|Subject:||Re: origin of surnames|
|Author:||Sean Foglai (guest)|
|Date:||November 20, 2006 at 3:50 PM|
|Reply to:||origin of surnames by LaTonia Washington|
Jewish (Ashkenazic): Americanized form of a Jewish surname, spelled in various ways, derived from modern German Diamant, Demant ‘diamond’, or Yiddish dime(n)t, going back to Middle High German diemant (via Latin from Greek adamas ‘unconquerable’, genitive adamantos, a reference to the hardness of the stone). The name is mostly ornamental, one of the many Ashkenazic surnames based on mineral names, though in some cases it may have been adopted by a jeweler.
English: variant of Dayman (see Day). Forms with the excrescent d are not found before the 17th century; they are at least in part the result of folk etymology.
Irish: Anglicized form of Gaelic Ó Diamáin ‘descendant of Diamán’, earlier Díomá or Déamán, a diminutive of Díoma, itself a pet form of Diarmaid (see McDermott).
English: unexplained; possibly a variant of Dollard.
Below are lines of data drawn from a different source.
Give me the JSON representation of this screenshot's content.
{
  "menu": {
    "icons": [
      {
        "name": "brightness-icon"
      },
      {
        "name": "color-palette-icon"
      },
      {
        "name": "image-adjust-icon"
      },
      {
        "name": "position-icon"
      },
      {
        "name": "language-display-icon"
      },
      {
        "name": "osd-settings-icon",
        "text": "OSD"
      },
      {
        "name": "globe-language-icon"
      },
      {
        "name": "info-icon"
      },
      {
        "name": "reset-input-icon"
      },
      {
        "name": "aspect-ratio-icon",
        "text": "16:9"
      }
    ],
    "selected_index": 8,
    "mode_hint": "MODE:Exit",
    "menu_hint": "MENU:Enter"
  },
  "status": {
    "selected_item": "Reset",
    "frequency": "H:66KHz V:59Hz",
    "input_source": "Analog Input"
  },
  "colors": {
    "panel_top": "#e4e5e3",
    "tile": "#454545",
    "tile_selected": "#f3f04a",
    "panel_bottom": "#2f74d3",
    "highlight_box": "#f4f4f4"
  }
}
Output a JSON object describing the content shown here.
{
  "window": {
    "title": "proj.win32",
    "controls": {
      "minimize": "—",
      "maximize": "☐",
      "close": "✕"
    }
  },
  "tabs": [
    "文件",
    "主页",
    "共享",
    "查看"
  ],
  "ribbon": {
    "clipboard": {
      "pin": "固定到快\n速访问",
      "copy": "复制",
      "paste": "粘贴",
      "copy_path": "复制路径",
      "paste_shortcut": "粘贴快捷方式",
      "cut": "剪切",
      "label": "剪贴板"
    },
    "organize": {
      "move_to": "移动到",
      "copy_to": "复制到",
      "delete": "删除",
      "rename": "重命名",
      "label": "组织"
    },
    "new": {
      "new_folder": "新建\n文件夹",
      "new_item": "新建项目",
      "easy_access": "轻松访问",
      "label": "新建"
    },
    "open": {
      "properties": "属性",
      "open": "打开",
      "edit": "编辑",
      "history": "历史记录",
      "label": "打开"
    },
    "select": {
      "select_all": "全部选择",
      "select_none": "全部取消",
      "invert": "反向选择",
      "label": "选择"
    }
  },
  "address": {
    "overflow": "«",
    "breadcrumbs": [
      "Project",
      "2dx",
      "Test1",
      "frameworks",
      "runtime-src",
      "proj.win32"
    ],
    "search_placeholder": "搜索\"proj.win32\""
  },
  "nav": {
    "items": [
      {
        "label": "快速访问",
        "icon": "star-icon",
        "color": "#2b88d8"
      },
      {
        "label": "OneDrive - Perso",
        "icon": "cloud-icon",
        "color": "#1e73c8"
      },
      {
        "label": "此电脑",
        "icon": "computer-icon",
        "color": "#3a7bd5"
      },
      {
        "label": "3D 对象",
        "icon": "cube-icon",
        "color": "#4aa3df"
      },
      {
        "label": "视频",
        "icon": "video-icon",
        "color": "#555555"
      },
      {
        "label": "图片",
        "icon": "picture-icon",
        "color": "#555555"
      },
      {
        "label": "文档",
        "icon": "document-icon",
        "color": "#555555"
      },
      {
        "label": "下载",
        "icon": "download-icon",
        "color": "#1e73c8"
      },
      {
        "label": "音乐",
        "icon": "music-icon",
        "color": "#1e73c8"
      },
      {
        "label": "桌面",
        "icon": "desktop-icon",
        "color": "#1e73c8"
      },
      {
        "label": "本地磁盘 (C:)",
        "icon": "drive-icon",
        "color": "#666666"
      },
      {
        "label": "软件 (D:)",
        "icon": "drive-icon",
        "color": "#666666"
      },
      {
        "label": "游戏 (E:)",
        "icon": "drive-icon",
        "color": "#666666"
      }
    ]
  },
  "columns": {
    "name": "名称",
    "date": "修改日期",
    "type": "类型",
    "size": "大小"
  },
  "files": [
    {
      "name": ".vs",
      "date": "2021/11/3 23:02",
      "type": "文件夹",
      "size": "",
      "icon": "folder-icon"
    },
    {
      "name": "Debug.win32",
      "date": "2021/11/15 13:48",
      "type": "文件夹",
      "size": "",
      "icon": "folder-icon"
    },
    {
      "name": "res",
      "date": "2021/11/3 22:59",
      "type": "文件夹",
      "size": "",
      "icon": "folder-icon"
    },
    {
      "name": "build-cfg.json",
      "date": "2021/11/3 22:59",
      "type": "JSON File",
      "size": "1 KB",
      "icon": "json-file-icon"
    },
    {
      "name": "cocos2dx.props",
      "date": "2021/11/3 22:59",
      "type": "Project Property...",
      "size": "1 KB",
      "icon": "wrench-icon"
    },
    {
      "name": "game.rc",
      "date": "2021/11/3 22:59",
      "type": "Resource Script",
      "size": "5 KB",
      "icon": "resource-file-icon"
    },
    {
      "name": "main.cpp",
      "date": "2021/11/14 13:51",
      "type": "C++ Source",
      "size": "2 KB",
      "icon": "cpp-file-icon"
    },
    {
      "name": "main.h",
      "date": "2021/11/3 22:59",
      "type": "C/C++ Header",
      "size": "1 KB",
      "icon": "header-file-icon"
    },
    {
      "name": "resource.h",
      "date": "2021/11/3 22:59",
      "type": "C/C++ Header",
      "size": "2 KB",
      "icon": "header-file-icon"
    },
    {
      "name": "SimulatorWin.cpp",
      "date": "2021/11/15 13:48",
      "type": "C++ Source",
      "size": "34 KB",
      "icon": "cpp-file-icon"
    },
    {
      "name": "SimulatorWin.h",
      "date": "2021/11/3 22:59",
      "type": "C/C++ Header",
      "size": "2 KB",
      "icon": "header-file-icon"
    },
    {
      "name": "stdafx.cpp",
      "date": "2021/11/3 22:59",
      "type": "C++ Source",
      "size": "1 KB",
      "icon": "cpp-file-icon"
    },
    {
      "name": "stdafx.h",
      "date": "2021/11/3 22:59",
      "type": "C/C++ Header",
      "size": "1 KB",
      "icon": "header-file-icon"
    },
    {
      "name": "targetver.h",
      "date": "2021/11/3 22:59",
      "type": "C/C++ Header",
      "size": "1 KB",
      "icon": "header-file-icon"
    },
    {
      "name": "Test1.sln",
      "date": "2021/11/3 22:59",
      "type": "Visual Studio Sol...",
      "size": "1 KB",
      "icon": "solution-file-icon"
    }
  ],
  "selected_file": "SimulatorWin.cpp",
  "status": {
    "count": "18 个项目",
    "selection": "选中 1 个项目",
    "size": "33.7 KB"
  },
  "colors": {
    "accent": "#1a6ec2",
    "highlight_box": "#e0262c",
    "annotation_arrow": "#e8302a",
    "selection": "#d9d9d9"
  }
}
The name was in VA by 1698.Dollard
English: nickname from Middle English dull + -ard ‘dull or stupid person’. Compare Doll 5.
Irish: either an importation to Ireland of the English name or, possibly, a reduced and altered form of de la Hyde (see Dollarhide).
English and French: from a Germanic personal name composed of the elements haim, heim ‘home’ + ric ‘power’, ‘ruler’, introduced to England by the Normans in the form Henri. During the Middle Ages this name became enormously popular in England and was borne by eight kings. Continental forms of the personal name were equally popular throughout Europe (German Heinrich, French Henri, Italian Enrico and Arrigo, Czech Jindrich, etc.). As an American family name, the English form Henry has absorbed patronymics and many other derivatives of this ancient name in continental European languages. (For forms, see Hanks and Hodges 1988.) In the period in which the majority of English surnames were formed, a common English vernacular form of the name was Harry, hence the surnames Harris (southern) and Harrison (northern). Official documents of the period normally used the Latinized form Henricus. In medieval times, English Henry absorbed an originally distinct Old English personal name that had hagan ‘hawthorn’. Compare Hain 2 as its first element, and there has also been confusion with Amery.
Irish: Anglicized form of Gaelic Ó hInnéirghe ‘descendant of Innéirghe’, a byname based on éirghe ‘arising’.
Irish: Anglicized form of Gaelic Mac Éinrí or Mac Einri, patronymics from the personal names Éinrí, Einri, Irish forms of Henry. It is also found as a variant of McEnery.
Jewish (American): Americanized form of various like-sounding Ashkenazic Jewish names.
Dictionary of American Family Names, Oxford
|Messages in this thread:|